Scars develop after accidents, surgery, specific diseases and chronic wounds. They are caused by injuries that reach down to the corium. Depending on the specific zones of the body there is also a different healing process to observe. While wounds on mucous membranes heal without scarring, specific medical conditions like e.g. acne and chickenpox leave holes or “pits” that are visible for quite some time.
Below the scarred areas the collagen fibers are spread irregularly and the natural elasticity of the skin is disturbed. The surface of the scar is clearly marked, sometimes even reddish at first and stands out against the surrounding skin as there are no hairs, sebum and sweat glands. The reddish color is caused by various blood vessels that shine through the upper layer of the skin (horny layer). As time passes, the number of blood vessels shrinks and the reddish color fades with the result that the scars may even become pale due to the lack of pigment producing cells (melanocytes). Hardened areas or softer zones may form as there are also modifications in the connective tissue.
Different kinds of scars
There are different kinds of scars according to the specific genesis. Acne causes atrophic scars. During the shrinking process in the wound the originally developed granulation tissue is replaced by fiber-containing connective tissue. But this process finally results in a deficit of collagen fibers.
An increased formation of connective tissue can be found in hypertrophic scars. In most of these cases the healing process had been delayed, either caused by continued mechanical irritation or by renewed inflammation as a consequence of infection. Hypertrophic scars have a bulging appearance.
We speak of keloids if the newly formed connective tissue is not confined to the original wound area but continues to grow into the surrounding skin. This process leads to nodular swellings even sometimes of enormous extent. The collagen forming fibroblasts are more active in keloids than in hypertrophic scars.
Skin hardenings combined with reduced skin elasticity are characteristic for sclerotic scars which tend to shrink.
By contrast, fibrous scars (physiological scars) are smooth and their elasticity is similar to the condition of the surrounding skin. They attract attention through the optical contrast.
While both wound and scar change their appearance quite fast in the beginning, the visible modifications slow down to the end of the healing process. Years later gradual adaptations to the surrounding skin can still be noticed. This is the reason why it makes sense to maintain a long term follow-up treatment. Adequate preventive treatment may even avoid the formation of the scar-like stretch marks. While a preventive treatment of wounds is impossible of course, it is advantageous though to start with the cosmetic skin care already at an early stage in order to achieve as much elasticity in the tissue as possible. A delayed healing process due to a deficient microcirculation in the wound area which occurs for instance in the diabetic leg has rather negative consequences.
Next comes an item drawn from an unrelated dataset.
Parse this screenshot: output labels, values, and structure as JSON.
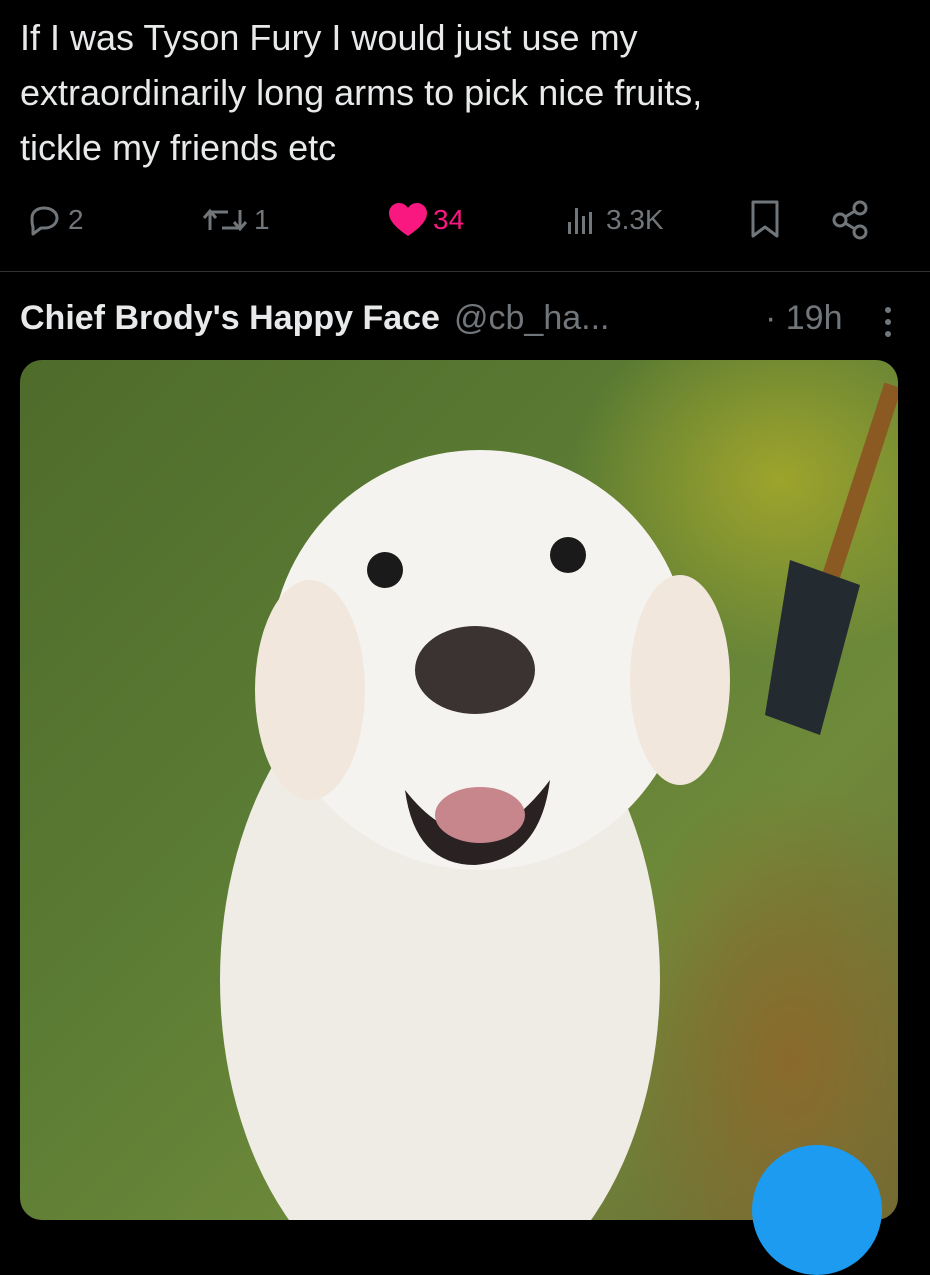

As irritations have counterproductive effects it is recommended to use cosmetic creams and gels without perfumes and preservatives. On top of it, the scarred skin has to be protected with UV filters in form of sun screens as the scars lack melanin. Consequently there is an extremely high risk of sun burns.
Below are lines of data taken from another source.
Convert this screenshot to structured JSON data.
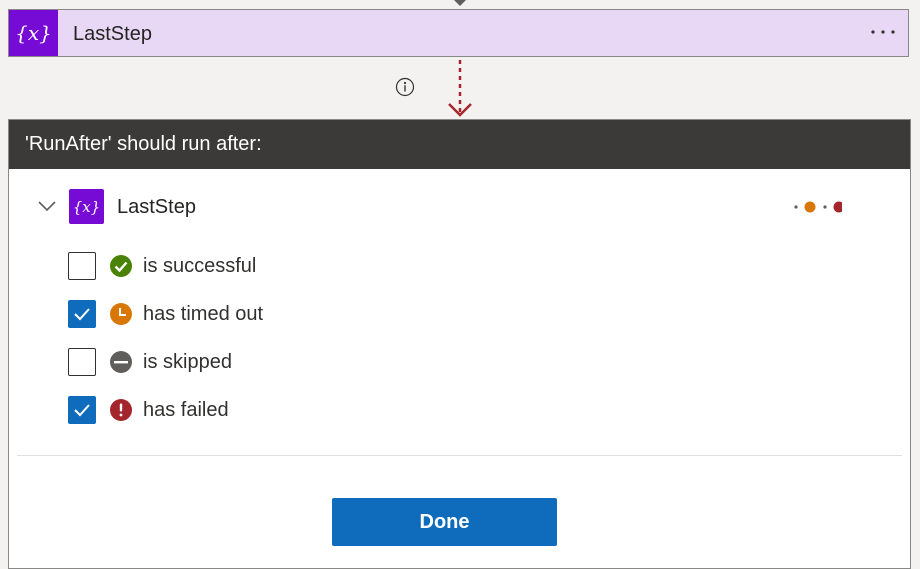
{
  "action_card": {
    "icon_glyph": "{x}",
    "title": "LastStep",
    "more_label": "···"
  },
  "panel": {
    "header": "'RunAfter' should run after:",
    "step": {
      "icon_glyph": "{x}",
      "name": "LastStep"
    },
    "options": [
      {
        "label": "is successful",
        "checked": false,
        "icon": "success-check-icon",
        "color": "#498205"
      },
      {
        "label": "has timed out",
        "checked": true,
        "icon": "clock-icon",
        "color": "#d97706"
      },
      {
        "label": "is skipped",
        "checked": false,
        "icon": "skip-icon",
        "color": "#605e5c"
      },
      {
        "label": "has failed",
        "checked": true,
        "icon": "error-icon",
        "color": "#a4262c"
      }
    ],
    "done_label": "Done"
  },
  "colors": {
    "accent_purple": "#770bd6",
    "card_bg": "#e8d7f5",
    "header_bg": "#3b3a39",
    "primary_blue": "#0f6cbd",
    "connector_red": "#a4262c",
    "timed_out_orange": "#d97706"
  }
}
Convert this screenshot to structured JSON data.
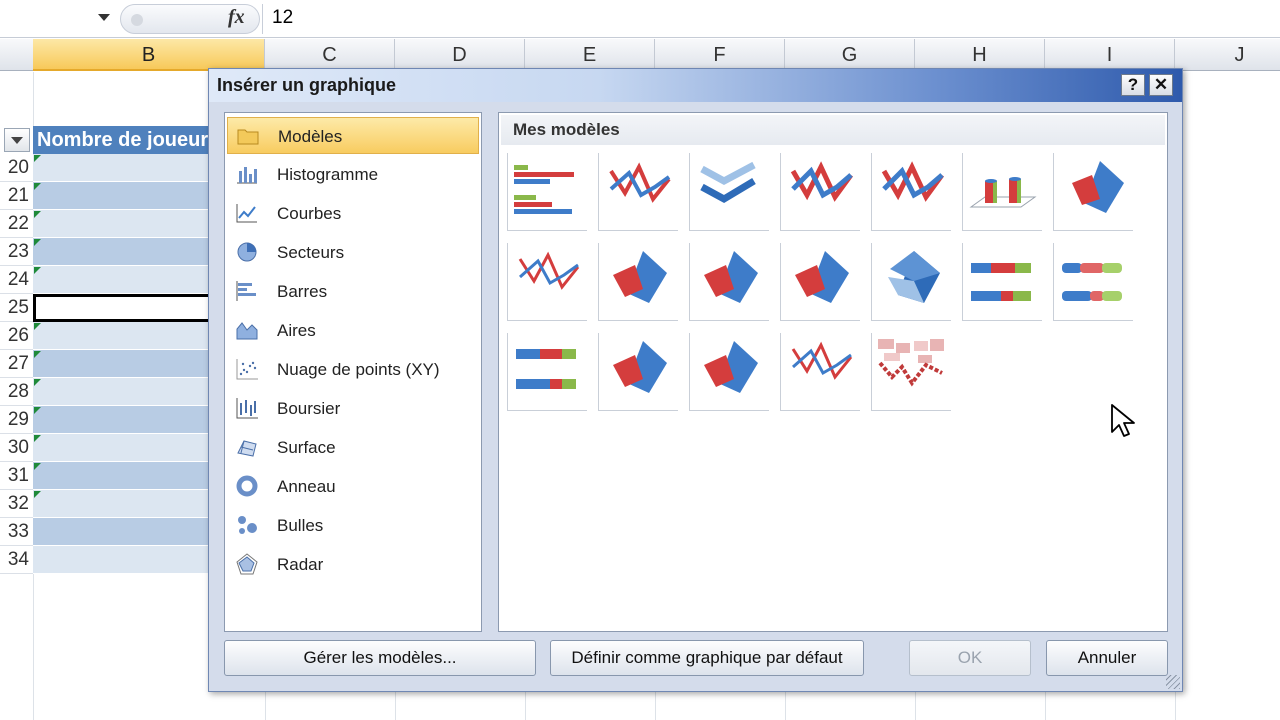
{
  "formula_bar": {
    "fx_label": "fx",
    "value": "12"
  },
  "columns": [
    "B",
    "C",
    "D",
    "E",
    "F",
    "G",
    "H",
    "I",
    "J"
  ],
  "sheet": {
    "table_header": "Nombre de joueurs",
    "rows": [
      "20",
      "21",
      "22",
      "23",
      "24",
      "25",
      "26",
      "27",
      "28",
      "29",
      "30",
      "31",
      "32",
      "33",
      "34"
    ]
  },
  "dialog": {
    "title": "Insérer un graphique",
    "help_label": "?",
    "close_label": "✕",
    "categories": [
      {
        "label": "Modèles",
        "icon": "folder-icon"
      },
      {
        "label": "Histogramme",
        "icon": "column-chart-icon"
      },
      {
        "label": "Courbes",
        "icon": "line-chart-icon"
      },
      {
        "label": "Secteurs",
        "icon": "pie-chart-icon"
      },
      {
        "label": "Barres",
        "icon": "bar-chart-icon"
      },
      {
        "label": "Aires",
        "icon": "area-chart-icon"
      },
      {
        "label": "Nuage de points (XY)",
        "icon": "scatter-chart-icon"
      },
      {
        "label": "Boursier",
        "icon": "stock-chart-icon"
      },
      {
        "label": "Surface",
        "icon": "surface-chart-icon"
      },
      {
        "label": "Anneau",
        "icon": "doughnut-chart-icon"
      },
      {
        "label": "Bulles",
        "icon": "bubble-chart-icon"
      },
      {
        "label": "Radar",
        "icon": "radar-chart-icon"
      }
    ],
    "selected_category": "Modèles",
    "templates_heading": "Mes modèles",
    "templates": [
      "bar",
      "line",
      "chevron",
      "line",
      "line",
      "cylinder",
      "pie",
      "line",
      "pie",
      "pie",
      "pie",
      "pie-3d",
      "stacked-bar",
      "stacked-bar",
      "stacked-bar",
      "pie",
      "pie",
      "line",
      "area-line"
    ],
    "buttons": {
      "manage": "Gérer les modèles...",
      "set_default": "Définir comme graphique par défaut",
      "ok": "OK",
      "cancel": "Annuler"
    }
  },
  "colors": {
    "red": "#d43d3d",
    "blue": "#3e7cc9",
    "green": "#8ab84a",
    "selection": "#f8cc60"
  }
}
Treatments to minimise the appearance of scars
At Pure Skin Clinic we offer a range of topical home and in clinic treatments carefuly chosen for your skin and scar type. MTS dermal home rollers, EXCEED CIT treatment courses and MAX+ LED treatments are great treatments for unwanted scaring and streach marks. Please book advanced skin consultation to find out abot the best treatments for your specific needs.